Your task ▸ Please count the lines in these records that contain "Inwestycyjnego" and give only that count.

Task input ▸

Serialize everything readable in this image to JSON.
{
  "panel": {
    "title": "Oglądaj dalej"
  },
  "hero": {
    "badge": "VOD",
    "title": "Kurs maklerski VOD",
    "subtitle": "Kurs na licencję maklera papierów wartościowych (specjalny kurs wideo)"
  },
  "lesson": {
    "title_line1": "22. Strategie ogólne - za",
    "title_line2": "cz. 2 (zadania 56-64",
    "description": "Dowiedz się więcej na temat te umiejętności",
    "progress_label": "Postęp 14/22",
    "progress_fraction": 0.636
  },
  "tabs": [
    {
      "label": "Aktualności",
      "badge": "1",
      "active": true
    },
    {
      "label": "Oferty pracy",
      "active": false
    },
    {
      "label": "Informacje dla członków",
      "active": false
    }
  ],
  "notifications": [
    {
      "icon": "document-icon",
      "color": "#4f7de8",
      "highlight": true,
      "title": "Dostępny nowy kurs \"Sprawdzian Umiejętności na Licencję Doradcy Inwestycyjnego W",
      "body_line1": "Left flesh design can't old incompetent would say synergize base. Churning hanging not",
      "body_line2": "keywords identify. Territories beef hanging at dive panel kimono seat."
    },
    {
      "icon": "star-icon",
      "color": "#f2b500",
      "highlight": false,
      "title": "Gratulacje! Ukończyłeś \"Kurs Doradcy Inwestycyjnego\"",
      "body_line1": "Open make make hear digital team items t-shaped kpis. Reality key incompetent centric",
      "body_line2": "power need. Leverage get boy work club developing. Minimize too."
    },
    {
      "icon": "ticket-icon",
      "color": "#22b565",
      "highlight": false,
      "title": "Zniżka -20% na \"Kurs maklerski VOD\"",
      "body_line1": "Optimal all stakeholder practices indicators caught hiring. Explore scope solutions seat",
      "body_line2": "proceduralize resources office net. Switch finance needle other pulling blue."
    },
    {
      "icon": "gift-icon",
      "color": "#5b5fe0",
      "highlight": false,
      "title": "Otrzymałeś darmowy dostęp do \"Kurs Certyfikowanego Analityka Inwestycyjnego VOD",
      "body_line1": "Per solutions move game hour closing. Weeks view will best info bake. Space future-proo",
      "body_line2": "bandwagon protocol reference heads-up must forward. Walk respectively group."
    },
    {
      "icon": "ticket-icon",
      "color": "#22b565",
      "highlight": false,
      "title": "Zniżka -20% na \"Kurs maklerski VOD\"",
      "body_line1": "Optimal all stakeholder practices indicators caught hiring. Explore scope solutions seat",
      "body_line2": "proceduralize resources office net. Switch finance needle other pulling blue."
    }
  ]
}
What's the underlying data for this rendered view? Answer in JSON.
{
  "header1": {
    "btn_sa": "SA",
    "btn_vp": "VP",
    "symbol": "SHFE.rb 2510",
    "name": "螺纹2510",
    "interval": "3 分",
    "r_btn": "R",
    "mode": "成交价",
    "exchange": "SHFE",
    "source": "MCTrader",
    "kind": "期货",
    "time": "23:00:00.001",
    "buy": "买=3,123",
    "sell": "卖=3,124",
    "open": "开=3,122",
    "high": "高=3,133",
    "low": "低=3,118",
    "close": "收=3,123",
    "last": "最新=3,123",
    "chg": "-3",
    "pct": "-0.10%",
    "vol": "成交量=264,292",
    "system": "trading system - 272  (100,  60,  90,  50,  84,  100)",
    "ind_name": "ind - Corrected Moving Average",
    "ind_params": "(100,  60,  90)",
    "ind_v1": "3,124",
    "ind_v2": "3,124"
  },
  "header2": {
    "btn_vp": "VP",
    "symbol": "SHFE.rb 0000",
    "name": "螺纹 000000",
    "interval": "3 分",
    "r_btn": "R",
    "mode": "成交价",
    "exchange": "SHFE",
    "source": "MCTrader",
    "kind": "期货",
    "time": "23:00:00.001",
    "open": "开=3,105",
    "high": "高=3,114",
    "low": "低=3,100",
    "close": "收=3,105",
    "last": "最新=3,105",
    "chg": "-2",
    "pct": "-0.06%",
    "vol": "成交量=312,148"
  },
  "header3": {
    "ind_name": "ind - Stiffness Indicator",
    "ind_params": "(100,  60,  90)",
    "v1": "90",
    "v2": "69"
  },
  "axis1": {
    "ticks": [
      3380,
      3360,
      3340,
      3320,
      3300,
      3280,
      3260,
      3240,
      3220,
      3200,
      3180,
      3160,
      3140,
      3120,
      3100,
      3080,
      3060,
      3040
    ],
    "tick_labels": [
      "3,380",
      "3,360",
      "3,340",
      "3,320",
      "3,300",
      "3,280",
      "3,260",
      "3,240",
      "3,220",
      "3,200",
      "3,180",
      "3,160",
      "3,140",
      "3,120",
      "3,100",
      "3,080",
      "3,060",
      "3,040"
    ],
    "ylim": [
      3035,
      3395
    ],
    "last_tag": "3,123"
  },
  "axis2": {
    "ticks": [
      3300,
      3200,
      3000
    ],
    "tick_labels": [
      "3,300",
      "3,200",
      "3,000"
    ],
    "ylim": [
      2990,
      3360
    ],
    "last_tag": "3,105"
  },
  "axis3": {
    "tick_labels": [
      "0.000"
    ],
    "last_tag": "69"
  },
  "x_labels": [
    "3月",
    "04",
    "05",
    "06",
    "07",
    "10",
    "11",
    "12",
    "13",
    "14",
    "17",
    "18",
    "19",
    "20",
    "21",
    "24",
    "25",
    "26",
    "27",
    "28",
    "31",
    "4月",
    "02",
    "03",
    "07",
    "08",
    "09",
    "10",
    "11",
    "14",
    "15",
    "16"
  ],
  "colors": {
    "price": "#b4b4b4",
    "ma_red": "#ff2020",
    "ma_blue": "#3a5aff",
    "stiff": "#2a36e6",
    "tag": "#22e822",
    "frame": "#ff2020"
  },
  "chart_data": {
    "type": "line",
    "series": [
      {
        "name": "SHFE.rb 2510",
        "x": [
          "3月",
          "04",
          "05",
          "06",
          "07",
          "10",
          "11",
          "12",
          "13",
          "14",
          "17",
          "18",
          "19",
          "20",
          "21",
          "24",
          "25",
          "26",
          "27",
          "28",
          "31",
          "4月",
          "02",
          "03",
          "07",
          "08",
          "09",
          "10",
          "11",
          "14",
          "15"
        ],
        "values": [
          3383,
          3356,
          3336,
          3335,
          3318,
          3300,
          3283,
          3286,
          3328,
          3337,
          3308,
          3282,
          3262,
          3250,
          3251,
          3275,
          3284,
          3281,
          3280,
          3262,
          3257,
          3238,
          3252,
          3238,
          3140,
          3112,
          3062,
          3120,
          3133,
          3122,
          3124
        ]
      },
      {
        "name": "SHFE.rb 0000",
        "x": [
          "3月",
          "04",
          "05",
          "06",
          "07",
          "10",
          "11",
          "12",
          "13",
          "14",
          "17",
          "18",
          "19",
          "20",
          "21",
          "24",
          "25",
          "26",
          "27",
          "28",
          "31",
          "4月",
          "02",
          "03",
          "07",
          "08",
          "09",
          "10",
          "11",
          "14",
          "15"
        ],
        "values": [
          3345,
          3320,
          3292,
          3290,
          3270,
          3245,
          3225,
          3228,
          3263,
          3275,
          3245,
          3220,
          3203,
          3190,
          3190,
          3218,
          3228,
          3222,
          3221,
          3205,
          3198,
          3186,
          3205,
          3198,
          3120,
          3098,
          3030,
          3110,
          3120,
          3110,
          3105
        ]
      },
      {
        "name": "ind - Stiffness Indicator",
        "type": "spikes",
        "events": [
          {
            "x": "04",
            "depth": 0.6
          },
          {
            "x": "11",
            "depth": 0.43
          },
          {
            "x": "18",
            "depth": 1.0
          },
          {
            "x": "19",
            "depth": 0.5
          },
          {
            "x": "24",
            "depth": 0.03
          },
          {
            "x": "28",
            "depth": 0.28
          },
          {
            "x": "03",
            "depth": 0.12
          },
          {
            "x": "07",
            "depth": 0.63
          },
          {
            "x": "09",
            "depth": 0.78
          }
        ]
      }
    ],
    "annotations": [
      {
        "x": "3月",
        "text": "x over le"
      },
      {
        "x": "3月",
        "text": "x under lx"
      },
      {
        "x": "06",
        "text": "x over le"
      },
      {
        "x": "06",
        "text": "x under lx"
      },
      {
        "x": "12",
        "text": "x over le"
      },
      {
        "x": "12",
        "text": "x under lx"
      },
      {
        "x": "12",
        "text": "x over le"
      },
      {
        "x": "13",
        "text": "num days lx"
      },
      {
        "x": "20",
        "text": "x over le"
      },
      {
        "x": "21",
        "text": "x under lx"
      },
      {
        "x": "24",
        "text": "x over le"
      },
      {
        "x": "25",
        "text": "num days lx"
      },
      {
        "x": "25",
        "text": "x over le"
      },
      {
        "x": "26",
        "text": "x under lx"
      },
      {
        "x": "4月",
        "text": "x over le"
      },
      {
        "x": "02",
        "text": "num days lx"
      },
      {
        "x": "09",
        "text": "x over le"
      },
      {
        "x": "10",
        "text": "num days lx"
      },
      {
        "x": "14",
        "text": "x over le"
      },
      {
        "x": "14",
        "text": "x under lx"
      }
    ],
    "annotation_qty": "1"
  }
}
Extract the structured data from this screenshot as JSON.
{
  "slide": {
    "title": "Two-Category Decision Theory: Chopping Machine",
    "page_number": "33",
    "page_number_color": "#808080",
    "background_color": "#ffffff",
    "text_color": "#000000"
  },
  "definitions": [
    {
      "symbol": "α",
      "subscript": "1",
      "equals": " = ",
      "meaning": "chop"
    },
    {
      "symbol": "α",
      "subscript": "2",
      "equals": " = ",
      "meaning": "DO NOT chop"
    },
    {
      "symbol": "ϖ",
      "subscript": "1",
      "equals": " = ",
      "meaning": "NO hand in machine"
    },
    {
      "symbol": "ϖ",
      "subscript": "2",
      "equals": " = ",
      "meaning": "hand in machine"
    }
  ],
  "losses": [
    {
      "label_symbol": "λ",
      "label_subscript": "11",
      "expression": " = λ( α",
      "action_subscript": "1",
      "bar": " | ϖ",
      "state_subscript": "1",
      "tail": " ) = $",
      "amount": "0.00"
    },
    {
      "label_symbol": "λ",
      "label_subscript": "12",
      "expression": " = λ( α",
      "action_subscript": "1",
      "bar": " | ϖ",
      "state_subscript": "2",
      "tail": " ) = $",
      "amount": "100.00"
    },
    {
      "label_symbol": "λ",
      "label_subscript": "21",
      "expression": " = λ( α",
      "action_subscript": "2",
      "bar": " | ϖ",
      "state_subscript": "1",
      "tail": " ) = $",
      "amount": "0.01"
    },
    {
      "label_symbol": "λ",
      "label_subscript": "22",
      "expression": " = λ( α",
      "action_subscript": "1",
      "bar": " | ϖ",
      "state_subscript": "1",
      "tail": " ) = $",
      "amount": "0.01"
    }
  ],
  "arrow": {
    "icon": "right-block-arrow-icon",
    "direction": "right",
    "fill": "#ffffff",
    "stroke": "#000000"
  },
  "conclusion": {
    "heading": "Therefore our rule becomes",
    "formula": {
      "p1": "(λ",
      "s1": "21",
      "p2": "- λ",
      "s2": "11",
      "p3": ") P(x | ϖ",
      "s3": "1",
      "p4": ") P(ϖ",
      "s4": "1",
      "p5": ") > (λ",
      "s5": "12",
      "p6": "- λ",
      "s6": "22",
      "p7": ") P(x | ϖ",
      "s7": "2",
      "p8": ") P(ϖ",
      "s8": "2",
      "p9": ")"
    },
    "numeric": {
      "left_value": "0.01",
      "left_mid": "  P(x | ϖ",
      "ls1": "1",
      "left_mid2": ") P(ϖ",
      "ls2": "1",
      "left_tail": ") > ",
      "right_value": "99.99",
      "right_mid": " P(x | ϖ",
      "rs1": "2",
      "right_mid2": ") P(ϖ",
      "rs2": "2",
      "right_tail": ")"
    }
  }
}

Answer to the exercise ▸ 3